Or, in the case of Tucson Water, sort of grateful: As the Arizona Daily Star reported recently, the utility's revenue was down $1.4 million for July from last year because people didn't water their yards much. No silver lining without a cloud, you see.
Utilities don't really want their customers to conserve. Why would they? Their product is water, and they want to sell more of it, like any other business. What Tucson Water does want is to reduce peak demand, to get people to use water at the same, predictable rate year-round, so they can maximize return on existing investment without having to build new infrastructure. (Same goes for energy utilities. If Tucson Electric Power could somehow talk us all into running our dishwashers, TVs and clothes dryers from midnight to 6 a.m., they'd be ecstatic.)
The next time you're confused by the mystifying doubletalk from the spinmeisters at Tucson Water--"Oh, people are watering more (or less) this month because there's a perception that there's less (or more) rainfall and therefore a perception that there's more (or less) need to irrigate"--just realize that they're trying to mesmerize you into doing the same thing every day for the benefit of their investors. Your inexpert homeowner feeling that the trees in your yard will die if they don't get a drink for six months remains absolutely correct.
The desert, a dead and sorrowful place this spring, has been making up for lost time, fueled by the perception that ambient moisture is up, and life is good. The creosote bushes that were brown in May have greened up and raced through bud, flower and seed-setting in record time. Other flexible and opportunistic species, like the desert marigold and night-blooming cereus in my front yard, have taken advantage of the Congo-like moisture and warmth to run double-quick through another cycle of bloom. Even a big old sober barrel near the front walk, swollen with rainwater to a near-sphere, has decided to throw out another flower in the center of a ring of nearly ripe fruit. All of nature is out there this month saying, "Ah, what the hell?"
A metallic green June bug, two months behind schedule and in a hurry to reproduce, ran into me the other day as it careened through the steaming afternoon air, no doubt looking for sex. June bugs are favorites of mine, and I'd missed them earlier in the year. Even though this one was late, and alone, it was a relief to collide with him. And then there are the carpenter bees, dragonflies, butterflies and moths that have burst forth from the transformed landscape and are rushing to get their business done before the dry heat returns or winter overtakes them.
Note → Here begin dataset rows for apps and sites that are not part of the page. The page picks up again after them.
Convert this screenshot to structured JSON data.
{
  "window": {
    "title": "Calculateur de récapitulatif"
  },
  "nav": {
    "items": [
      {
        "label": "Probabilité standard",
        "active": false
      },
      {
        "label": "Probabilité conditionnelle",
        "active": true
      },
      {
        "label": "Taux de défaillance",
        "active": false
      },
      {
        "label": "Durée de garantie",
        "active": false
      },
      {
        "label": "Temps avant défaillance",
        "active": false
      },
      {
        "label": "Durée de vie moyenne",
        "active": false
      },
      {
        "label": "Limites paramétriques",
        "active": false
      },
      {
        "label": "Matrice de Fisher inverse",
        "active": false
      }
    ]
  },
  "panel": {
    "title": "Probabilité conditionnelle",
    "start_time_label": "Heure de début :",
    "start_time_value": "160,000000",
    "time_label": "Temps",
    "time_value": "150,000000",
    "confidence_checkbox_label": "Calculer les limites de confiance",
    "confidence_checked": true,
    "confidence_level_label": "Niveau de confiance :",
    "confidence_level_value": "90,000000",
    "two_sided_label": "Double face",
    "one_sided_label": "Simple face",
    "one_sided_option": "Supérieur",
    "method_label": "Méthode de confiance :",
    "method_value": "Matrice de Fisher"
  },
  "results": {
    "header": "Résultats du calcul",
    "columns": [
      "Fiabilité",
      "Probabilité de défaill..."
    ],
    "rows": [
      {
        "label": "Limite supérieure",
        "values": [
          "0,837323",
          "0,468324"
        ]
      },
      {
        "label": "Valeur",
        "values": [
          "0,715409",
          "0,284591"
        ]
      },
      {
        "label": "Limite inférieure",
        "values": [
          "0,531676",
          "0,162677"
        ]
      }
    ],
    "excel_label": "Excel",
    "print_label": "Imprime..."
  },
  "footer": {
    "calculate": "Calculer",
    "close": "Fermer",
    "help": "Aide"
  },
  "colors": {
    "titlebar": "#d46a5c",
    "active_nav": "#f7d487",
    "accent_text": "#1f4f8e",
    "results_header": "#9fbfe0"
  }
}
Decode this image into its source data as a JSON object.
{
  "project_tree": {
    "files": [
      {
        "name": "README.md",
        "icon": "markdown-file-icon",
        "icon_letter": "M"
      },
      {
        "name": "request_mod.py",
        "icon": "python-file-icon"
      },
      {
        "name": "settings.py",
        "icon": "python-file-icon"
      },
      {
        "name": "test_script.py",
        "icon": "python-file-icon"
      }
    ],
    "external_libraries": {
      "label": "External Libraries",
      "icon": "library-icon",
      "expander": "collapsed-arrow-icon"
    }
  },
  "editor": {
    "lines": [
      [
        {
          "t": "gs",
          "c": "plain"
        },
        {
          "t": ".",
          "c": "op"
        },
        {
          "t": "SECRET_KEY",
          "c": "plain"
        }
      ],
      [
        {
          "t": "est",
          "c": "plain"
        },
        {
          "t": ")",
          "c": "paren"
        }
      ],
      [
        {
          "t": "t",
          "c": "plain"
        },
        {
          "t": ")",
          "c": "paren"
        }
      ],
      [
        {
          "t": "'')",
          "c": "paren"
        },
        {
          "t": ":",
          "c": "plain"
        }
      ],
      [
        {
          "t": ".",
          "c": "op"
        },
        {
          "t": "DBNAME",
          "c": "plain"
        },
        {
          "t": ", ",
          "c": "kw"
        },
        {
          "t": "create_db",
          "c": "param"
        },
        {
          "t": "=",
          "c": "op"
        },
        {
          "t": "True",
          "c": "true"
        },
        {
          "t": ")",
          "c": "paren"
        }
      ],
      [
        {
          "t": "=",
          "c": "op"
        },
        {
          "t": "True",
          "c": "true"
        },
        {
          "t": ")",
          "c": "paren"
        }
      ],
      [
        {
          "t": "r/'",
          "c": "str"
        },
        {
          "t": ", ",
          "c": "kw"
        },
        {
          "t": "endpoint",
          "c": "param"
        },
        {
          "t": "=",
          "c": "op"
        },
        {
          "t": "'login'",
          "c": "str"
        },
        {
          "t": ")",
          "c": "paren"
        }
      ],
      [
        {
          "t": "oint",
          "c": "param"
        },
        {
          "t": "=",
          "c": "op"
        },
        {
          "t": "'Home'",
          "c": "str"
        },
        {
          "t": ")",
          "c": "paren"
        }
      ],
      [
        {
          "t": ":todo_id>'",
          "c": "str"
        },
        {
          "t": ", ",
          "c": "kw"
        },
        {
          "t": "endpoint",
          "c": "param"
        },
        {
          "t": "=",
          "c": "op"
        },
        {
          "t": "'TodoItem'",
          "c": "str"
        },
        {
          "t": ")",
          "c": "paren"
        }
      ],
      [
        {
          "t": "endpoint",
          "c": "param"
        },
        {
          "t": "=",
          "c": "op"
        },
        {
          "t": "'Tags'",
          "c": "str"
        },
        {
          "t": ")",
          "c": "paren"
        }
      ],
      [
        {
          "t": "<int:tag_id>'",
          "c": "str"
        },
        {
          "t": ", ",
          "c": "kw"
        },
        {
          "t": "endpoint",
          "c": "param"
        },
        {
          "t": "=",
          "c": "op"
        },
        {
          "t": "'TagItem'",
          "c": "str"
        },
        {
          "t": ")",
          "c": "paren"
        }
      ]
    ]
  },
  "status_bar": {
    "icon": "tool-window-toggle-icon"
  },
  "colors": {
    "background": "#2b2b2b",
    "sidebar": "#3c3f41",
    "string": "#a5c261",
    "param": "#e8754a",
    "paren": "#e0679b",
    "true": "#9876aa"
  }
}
It feels good to have the world populated again.
The squeaking, militant hummingbirds have also been making hay while the rain falls. A couple of weeks ago, while everything was still dripping from a big afternoon rain, I caught sight of the male hummer who relentlessly polices a stretch of our neighborhood wash behaving oddly. He was hovering around the small mesquite where he perches, flashing his tail and bobbing in the air in front of a demure female who'd come to visit. Even for a hummer, this one is aggressive, and his softer side came as a revelation. No doubt there's a new clutch of pea-sized eggs somewhere in the neighborhood as the result of these minute but vivid amours.
Of course, one monsoon can't break the drought, and thousands of less-adaptable species couldn't reproduce this spring. If the winter rains, always less dependable here than the monsoon, continue to fail, the desert will continue to evolve away from the lush and varied biome we love. Most of our tender, evanescent desert annuals bloom in the spring, and depend on the winter rains--no more winter rainfall means no more big wildflower shows, just for starters. It also means more buffelgrass squeezing out the native plants: Travis Bean out at Tumamoc Hill says that while eradication efforts have finally gotten fully underway this summer, it's also been a banner year for buffelgrass seedlings. Time for everybody to get spraying while the grass is green, and digging while the ground is soft.
The same goes for the infernal Bermuda grass that's flourishing knee-deep and allergenic along ditches and in vacant lots and untended yards all over town. Now's the time to kill the damn stuff and make a bit more room for the colorful natives.
And it's never too soon to start praying for winter rain.